Nor has China kept its woes to itself. Coal imports have plummeted as the government placed quality restrictions on coal coming into the country and Chinese coal producers battled to price imports out of the Chinese coal mix. Meanwhile, a glut of cheap Chinese steel has flooded the international market, hitting steel producers elsewhere – as the UK steel industry, among others, has found out to its cost. The availability of this cheap Chinese steel has displaced metallurgical coal import demand in some major steelmaking regions.

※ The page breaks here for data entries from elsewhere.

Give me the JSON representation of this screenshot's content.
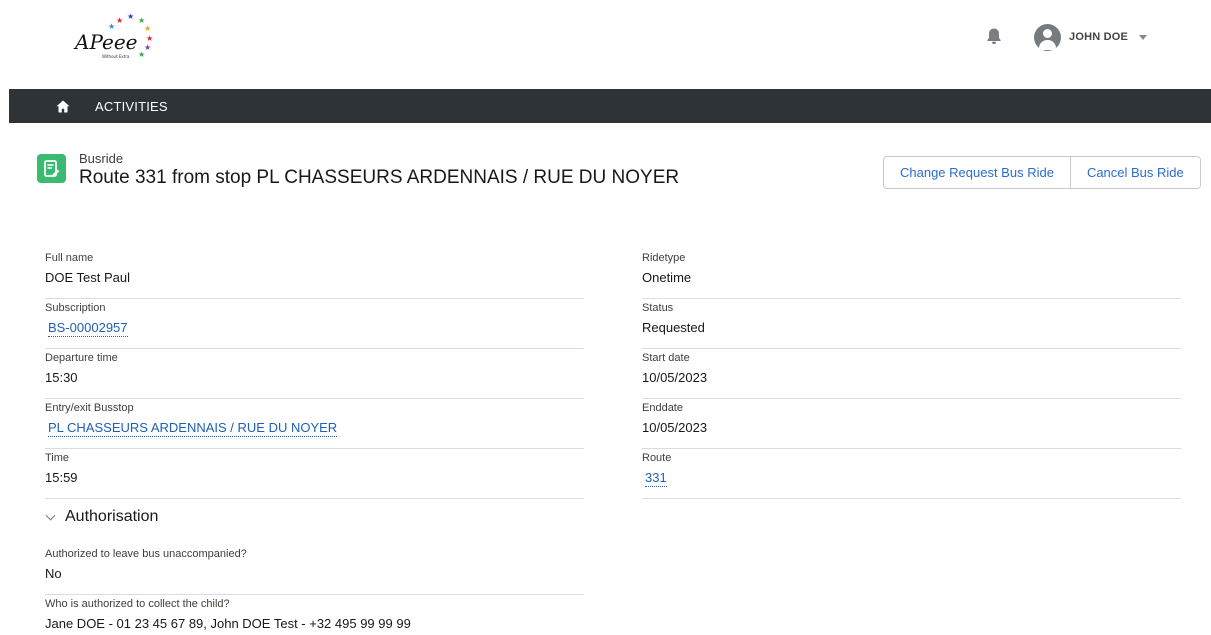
{
  "header": {
    "logo_text": "APeee",
    "logo_subtext": "Without Extra",
    "user_name": "JOHN DOE"
  },
  "nav": {
    "activities_label": "ACTIVITIES"
  },
  "record": {
    "type": "Busride",
    "title": "Route 331 from stop PL CHASSEURS ARDENNAIS / RUE DU NOYER",
    "icon_color": "#3bba72"
  },
  "actions": {
    "change_request_label": "Change Request Bus Ride",
    "cancel_label": "Cancel Bus Ride"
  },
  "fields_left": [
    {
      "label": "Full name",
      "value": "DOE Test Paul"
    },
    {
      "label": "Subscription",
      "value": "BS-00002957"
    },
    {
      "label": "Departure time",
      "value": "15:30"
    },
    {
      "label": "Entry/exit Busstop",
      "value": "PL CHASSEURS ARDENNAIS / RUE DU NOYER"
    },
    {
      "label": "Time",
      "value": "15:59"
    }
  ],
  "fields_right": [
    {
      "label": "Ridetype",
      "value": "Onetime"
    },
    {
      "label": "Status",
      "value": "Requested"
    },
    {
      "label": "Start date",
      "value": "10/05/2023"
    },
    {
      "label": "Enddate",
      "value": "10/05/2023"
    },
    {
      "label": "Route",
      "value": "331"
    }
  ],
  "authorisation": {
    "section_title": "Authorisation",
    "fields": [
      {
        "label": "Authorized to leave bus unaccompanied?",
        "value": "No"
      },
      {
        "label": "Who is authorized to collect the child?",
        "value": "Jane DOE - 01 23 45 67 89, John DOE Test - +32 495 99 99 99"
      }
    ]
  },
  "colors": {
    "navbar": "#2e3338",
    "link": "#1f5fb3",
    "button_text": "#2a6dcc"
  }
}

But these trends could be changing. This month saw the Chinese government announce that it would support the closure of 4300 small and inefficient coal mines in a bid to reduce the country’s production capacity by 700 million t. Importantly (and marking this out from similar previous announcements) was the promise of cash to cushion the impact of the mine closures – Yuan 30 billion (US$4.56 billion) of it.

The decision to up the ante on mine closures follows a decision last month to halt approval of new coal mines until at least 2019. China’s coal oversupply is not going to disappear overnight. But these measures at least show that the government may be taking the problem seriously and could put a bottom under the slide in Chinese coal imports.

Meanwhile, in the steel sector, export prices for Chinese steel fell below steel mills’ variable costs in October, according to CRU’s steel cost analysis. Add to this the growing number of regions that have put measures in place to protect domestic steel industries from cheap Chinese imports, limiting the destination options for Chinese exporters, and CRU forecasts a 20% fall in Chinese steel exports in 2016, benefitting metallurgical coal demand elsewhere in the world.

Neither of these trends will make 2016 a good year for the coal industry. But they are two of a few signs emerging that could point to an approaching market bottom. As I said last month, it is easy to be blinded by the doom and gloom. Coal is – and will remain for some time yet – a vital part of the global economy: perhaps then it is time to start looking for the light.